Brownlow medallist Matt Priddis says West Coast will be bracing themselves for a manic Western Bulldogs outfit when the two AFL sides lock horns in Thursday night’s elimination final at Domain Stadium.
The Bulldogs started the season in scintillating fashion, winning 12 of their first 16 games.
But they’ve limped to the line since then, losing to St Kilda, Geelong, and Fremantle in their past six matches.
A 20-point loss to lowly Fremantle was particularly alarming, with most pundits now writing off their flag chances.
But with up to five stars set to return for the Bulldogs on Thursday night, Priddis said the Eagles were expecting a fierce contest.
“The first 18 weeks of the year, they were the best contested ball winning team – No.1 for pressure,” Priddis said.
“So we’re planning for them to get back to their best, manic pressure.”
The Bulldogs are set to be bolstered by the return of Tom Liberatore (ankle), Easton Wood (ankle), Jordan Roughead (calf), and Jack Macrae (hamstring) from injury.
And forward Jake Stringer appears certain to earn a recall following two solid hitouts in the VFL.
The Eagles are expected to name ruckman Scott Lycett despite his ongoing battle with a left knee injury.
In contrast to the Bulldogs, West Coast enter the finals in the hottest of form after disposing of premiership hopefuls GWS, Hawthorn, and Adelaide in their past three matches.
Even the loss of star ruckman Nic Naitanui failed to halt the Eagles’ charge, although their sixth-placed finish means there’ll be no margin for error during the finals.

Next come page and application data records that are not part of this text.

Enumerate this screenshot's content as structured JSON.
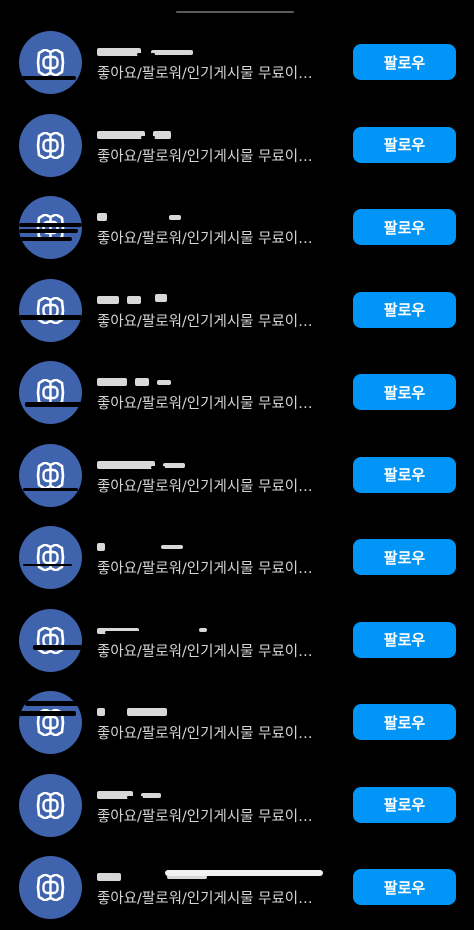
{
  "suggestions": [
    {
      "subtitle": "좋아요/팔로워/인기게시물 무료이…",
      "follow_label": "팔로우"
    },
    {
      "subtitle": "좋아요/팔로워/인기게시물 무료이…",
      "follow_label": "팔로우"
    },
    {
      "subtitle": "좋아요/팔로워/인기게시물 무료이…",
      "follow_label": "팔로우"
    },
    {
      "subtitle": "좋아요/팔로워/인기게시물 무료이…",
      "follow_label": "팔로우"
    },
    {
      "subtitle": "좋아요/팔로워/인기게시물 무료이…",
      "follow_label": "팔로우"
    },
    {
      "subtitle": "좋아요/팔로워/인기게시물 무료이…",
      "follow_label": "팔로우"
    },
    {
      "subtitle": "좋아요/팔로워/인기게시물 무료이…",
      "follow_label": "팔로우"
    },
    {
      "subtitle": "좋아요/팔로워/인기게시물 무료이…",
      "follow_label": "팔로우"
    },
    {
      "subtitle": "좋아요/팔로워/인기게시물 무료이…",
      "follow_label": "팔로우"
    },
    {
      "subtitle": "좋아요/팔로워/인기게시물 무료이…",
      "follow_label": "팔로우"
    },
    {
      "subtitle": "좋아요/팔로워/인기게시물 무료이…",
      "follow_label": "팔로우"
    }
  ],
  "colors": {
    "background": "#000000",
    "avatar": "#3f63ad",
    "follow_button": "#0095f6",
    "subtitle_text": "#d4d4d4"
  },
  "icons": {
    "avatar_logo": "interlocked-loops-logo-icon"
  }
}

Under the current finals format, no team has won the flag from outside the top four.
But Priddis said the Eagles believed they had the potential to buck that trend.
“I think this year it can be done,” Priddis said.
“It’s been one of those years where it’s been so even. You saw Adelaide go from second to fifth in one week.
“The week off going into finals, it takes away a bit of the advantage the top two sides get by winning that first week. Everyone’s going in pretty fresh. That will be enough to shake it up.”
Priddis has played just nine finals matches during his decorated 218-game, 11-season career and the 31-year-old is urging his teammates to treasure the opportunity they’ve got ahead of them.
“When you look at your career, any finals win is a career highlight. They are very special moments,” Priddis said.